While Falcon 9 gets back into a launch posture, Falcon Heavy’s debut is still around half a year away following repeated delays which have now forced London-based satellite operator Inmarsat to shift their EuropaSat/HellasSat 3 spacecraft to Europe’s Ariane 5 rocket that offers a higher schedule certainty for a liftoff by mid-2017.
Inmarsat secured one firm launch contract on Falcon Heavy plus two options in mid 2014 with a first liftoff expected by the end of 2016 – a deadline imposed on EuropaSat by the European Aviation Network (EAN) S-Band payload hosted on the satellite to deliver high-quality broadband to aviation customers when flying over all 28 European Union States.
With Falcon Heavy’s first flight slipping well into 2017, the Inmarsat launch could not reasonably be expected prior to mid-year even if there were no more delays. This prompted the company to begin searching for other launch opportunities, looking at the Russian Proton and Europe’s Ariane 5 as options.
Arianespace managed to find a space for Inmarsat by mid-2017 and both companies announced the agreement earlier this week. With a launch mass of around six metric tons, EuropaSat will take the upper slot on the Ariane 5 rocket with a lighter payload riding underneath to share the cost of the launcher which comes at a higher price tag than SpaceX’s Falcon Heavy.
Inmarsat did not explicitly state whether the Falcon Heavy contract was canceled or if the company was reserving it for a future mission. At present, Inmarsat has two more contracts with SpaceX for the launch of Inmarsat 5-F4 on Falcon 9 in 2017 (switched from Proton) and Inmarsat 6-F1 on Falcon Heavy in the 2020 time frame.
EuropaSat / HellasSat 3 represents a condo-sat operated by Inmarsat and Hellas Sat (a division of ArabSat), combining a Mobile and Fixed Satellite Services payload. The satellite is built by Thales Alenia Space based on the powerful SpaceBus-4000 C4 platform and outfitted with an S-Band payload for EAN and 44 Ku- + 1 Ka-Band transponders to deliver Direct-to-Home Television and telecommunication services in Europe, the Middle East and Africa.
SpaceX is facing a very busy manifest in 2017 which will require a failure-free year and a steady launch pace from both coasts of the United States.
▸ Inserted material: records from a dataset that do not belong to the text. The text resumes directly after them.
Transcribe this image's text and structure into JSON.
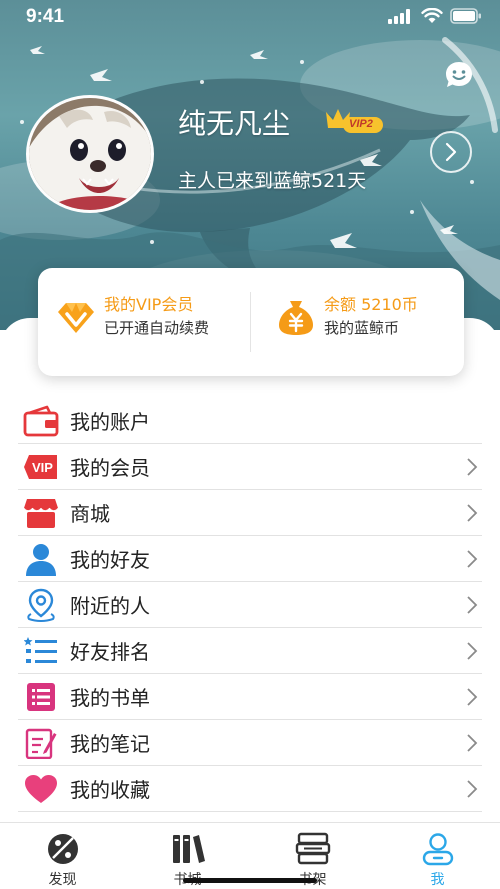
{
  "status_bar": {
    "time": "9:41",
    "icons": [
      "signal-icon",
      "wifi-icon",
      "battery-icon"
    ]
  },
  "profile": {
    "username": "纯无凡尘",
    "vip_level": "VIP2",
    "subtitle": "主人已来到蓝鲸521天",
    "icons": [
      "avatar",
      "crown-icon",
      "chevron-right-circle-icon",
      "chat-smile-icon"
    ]
  },
  "summary_card": {
    "vip": {
      "title": "我的VIP会员",
      "desc": "已开通自动续费",
      "icon": "diamond-icon"
    },
    "balance": {
      "title": "余额 5210币",
      "desc": "我的蓝鲸币",
      "icon": "money-bag-icon"
    }
  },
  "menu": [
    {
      "label": "我的账户",
      "icon": "wallet-icon",
      "chevron": false
    },
    {
      "label": "我的会员",
      "icon": "vip-tag-icon",
      "chevron": true
    },
    {
      "label": "商城",
      "icon": "shop-icon",
      "chevron": true
    },
    {
      "label": "我的好友",
      "icon": "person-icon",
      "chevron": true
    },
    {
      "label": "附近的人",
      "icon": "location-icon",
      "chevron": true
    },
    {
      "label": "好友排名",
      "icon": "ranking-list-icon",
      "chevron": true
    },
    {
      "label": "我的书单",
      "icon": "book-list-icon",
      "chevron": true
    },
    {
      "label": "我的笔记",
      "icon": "note-icon",
      "chevron": true
    },
    {
      "label": "我的收藏",
      "icon": "heart-icon",
      "chevron": true
    }
  ],
  "tabbar": [
    {
      "label": "发现",
      "icon": "discover-icon",
      "active": false
    },
    {
      "label": "书城",
      "icon": "bookstore-icon",
      "active": false
    },
    {
      "label": "书架",
      "icon": "bookshelf-icon",
      "active": false
    },
    {
      "label": "我",
      "icon": "profile-icon",
      "active": true
    }
  ],
  "colors": {
    "accent_orange": "#f59b17",
    "accent_blue": "#2ba7e8",
    "hero_teal": "#5c8f98",
    "icon_red": "#e5383b"
  }
}
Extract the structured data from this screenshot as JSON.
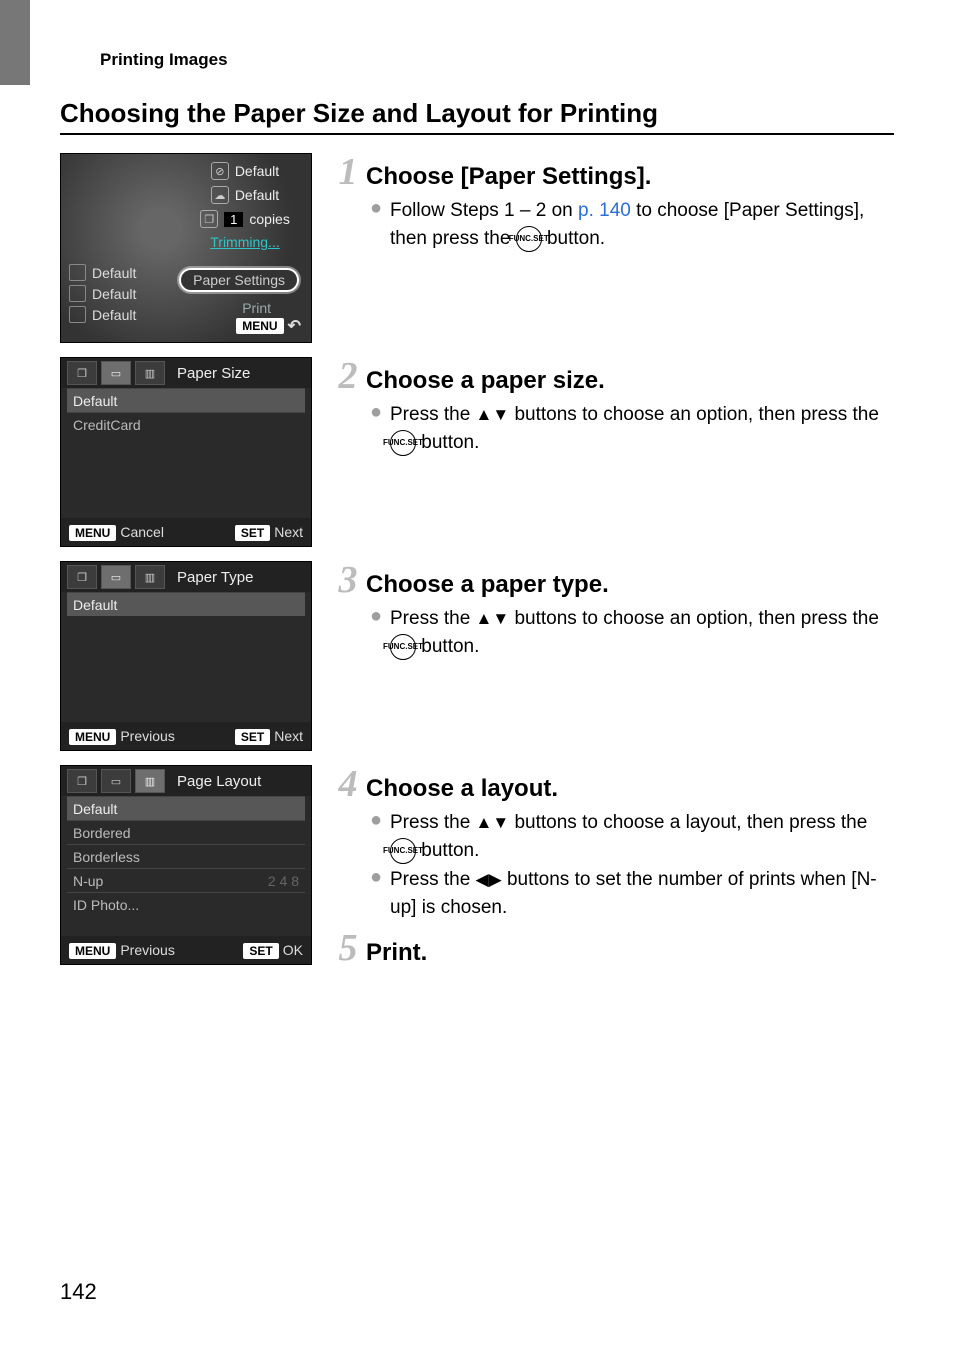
{
  "breadcrumb": "Printing Images",
  "heading": "Choosing the Paper Size and Layout for Printing",
  "page_number": "142",
  "link_page_ref": "p. 140",
  "func_button": {
    "top": "FUNC.",
    "bottom": "SET"
  },
  "shot1": {
    "set_date": "Default",
    "set_effect": "Default",
    "copies_value": "1",
    "copies_label": "copies",
    "trimming": "Trimming...",
    "left_defaults": [
      "Default",
      "Default",
      "Default"
    ],
    "paper_settings": "Paper Settings",
    "print": "Print",
    "menu": "MENU"
  },
  "shot2": {
    "title": "Paper Size",
    "items": [
      "Default",
      "CreditCard"
    ],
    "left": {
      "badge": "MENU",
      "text": "Cancel"
    },
    "right": {
      "badge": "SET",
      "text": "Next"
    }
  },
  "shot3": {
    "title": "Paper Type",
    "items": [
      "Default"
    ],
    "left": {
      "badge": "MENU",
      "text": "Previous"
    },
    "right": {
      "badge": "SET",
      "text": "Next"
    }
  },
  "shot4": {
    "title": "Page Layout",
    "items": [
      "Default",
      "Bordered",
      "Borderless",
      "N-up",
      "ID Photo..."
    ],
    "nup_value": "2 4 8",
    "left": {
      "badge": "MENU",
      "text": "Previous"
    },
    "right": {
      "badge": "SET",
      "text": "OK"
    }
  },
  "steps": {
    "s1": {
      "num": "1",
      "title": "Choose [Paper Settings].",
      "b1a": "Follow Steps 1 – 2 on ",
      "b1b": " to choose [Paper Settings], then press the ",
      "b1c": " button."
    },
    "s2": {
      "num": "2",
      "title": "Choose a paper size.",
      "b1a": "Press the ",
      "b1b": " buttons to choose an option, then press the ",
      "b1c": " button."
    },
    "s3": {
      "num": "3",
      "title": "Choose a paper type.",
      "b1a": "Press the ",
      "b1b": " buttons to choose an option, then press the ",
      "b1c": " button."
    },
    "s4": {
      "num": "4",
      "title": "Choose a layout.",
      "b1a": "Press the ",
      "b1b": " buttons to choose a layout, then press the ",
      "b1c": " button.",
      "b2a": "Press the ",
      "b2b": " buttons to set the number of prints when [N-up] is chosen."
    },
    "s5": {
      "num": "5",
      "title": "Print."
    }
  }
}
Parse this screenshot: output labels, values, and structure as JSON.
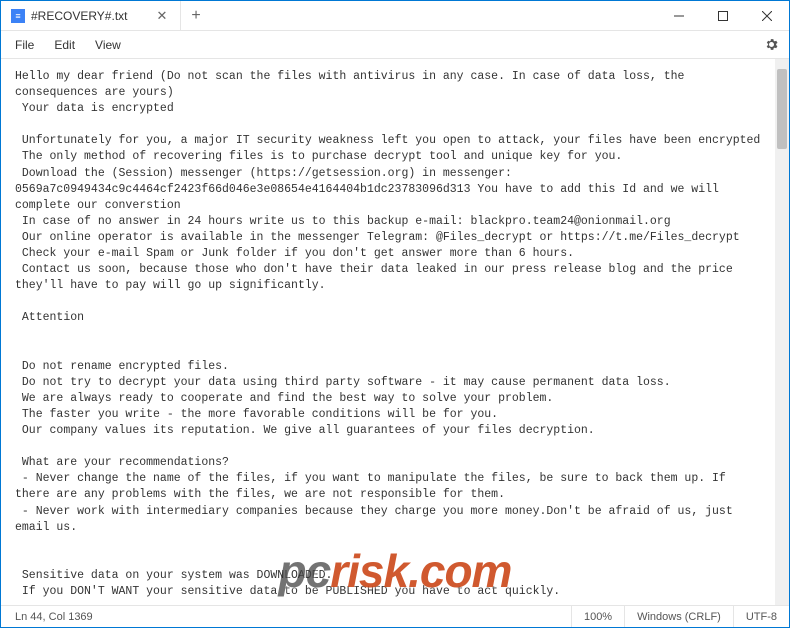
{
  "titlebar": {
    "tab_title": "#RECOVERY#.txt",
    "tab_icon": "≡"
  },
  "menu": {
    "file": "File",
    "edit": "Edit",
    "view": "View"
  },
  "content": "Hello my dear friend (Do not scan the files with antivirus in any case. In case of data loss, the consequences are yours)\n Your data is encrypted\n\n Unfortunately for you, a major IT security weakness left you open to attack, your files have been encrypted\n The only method of recovering files is to purchase decrypt tool and unique key for you.\n Download the (Session) messenger (https://getsession.org) in messenger:\n0569a7c0949434c9c4464cf2423f66d046e3e08654e4164404b1dc23783096d313 You have to add this Id and we will complete our converstion\n In case of no answer in 24 hours write us to this backup e-mail: blackpro.team24@onionmail.org\n Our online operator is available in the messenger Telegram: @Files_decrypt or https://t.me/Files_decrypt\n Check your e-mail Spam or Junk folder if you don't get answer more than 6 hours.\n Contact us soon, because those who don't have their data leaked in our press release blog and the price they'll have to pay will go up significantly.\n\n Attention\n\n\n Do not rename encrypted files.\n Do not try to decrypt your data using third party software - it may cause permanent data loss.\n We are always ready to cooperate and find the best way to solve your problem.\n The faster you write - the more favorable conditions will be for you.\n Our company values its reputation. We give all guarantees of your files decryption.\n\n What are your recommendations?\n - Never change the name of the files, if you want to manipulate the files, be sure to back them up. If there are any problems with the files, we are not responsible for them.\n - Never work with intermediary companies because they charge you more money.Don't be afraid of us, just email us.\n\n\n Sensitive data on your system was DOWNLOADED.\n If you DON'T WANT your sensitive data to be PUBLISHED you have to act quickly.\n\n Data includes:\n - Employees personal data, CVs, DL, SSN.\n - Complete network map including credentials for local and remote services.\n - Private financial information including: clients data, bills, budgets, annual reports, bank statements.",
  "status": {
    "position": "Ln 44, Col 1369",
    "zoom": "100%",
    "line_ending": "Windows (CRLF)",
    "encoding": "UTF-8"
  },
  "watermark": {
    "prefix": "pc",
    "suffix": "risk.com"
  }
}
Falcon 9 will be the main player with Falcon Heavy hopefully joining by mid-year to fly an initial shakedown mission followed by the STP-02 mission of the United States Air Force followed by the first Red Dragon Mars mission in April/May 2018.
Also planned for 2017 is SpaceX’s launch abort test for the crewed Dragon 2 vehicle followed by the first orbital test flight of the spacecraft in August and the first crewed mission to the Space Station in November if the current schedule can be held.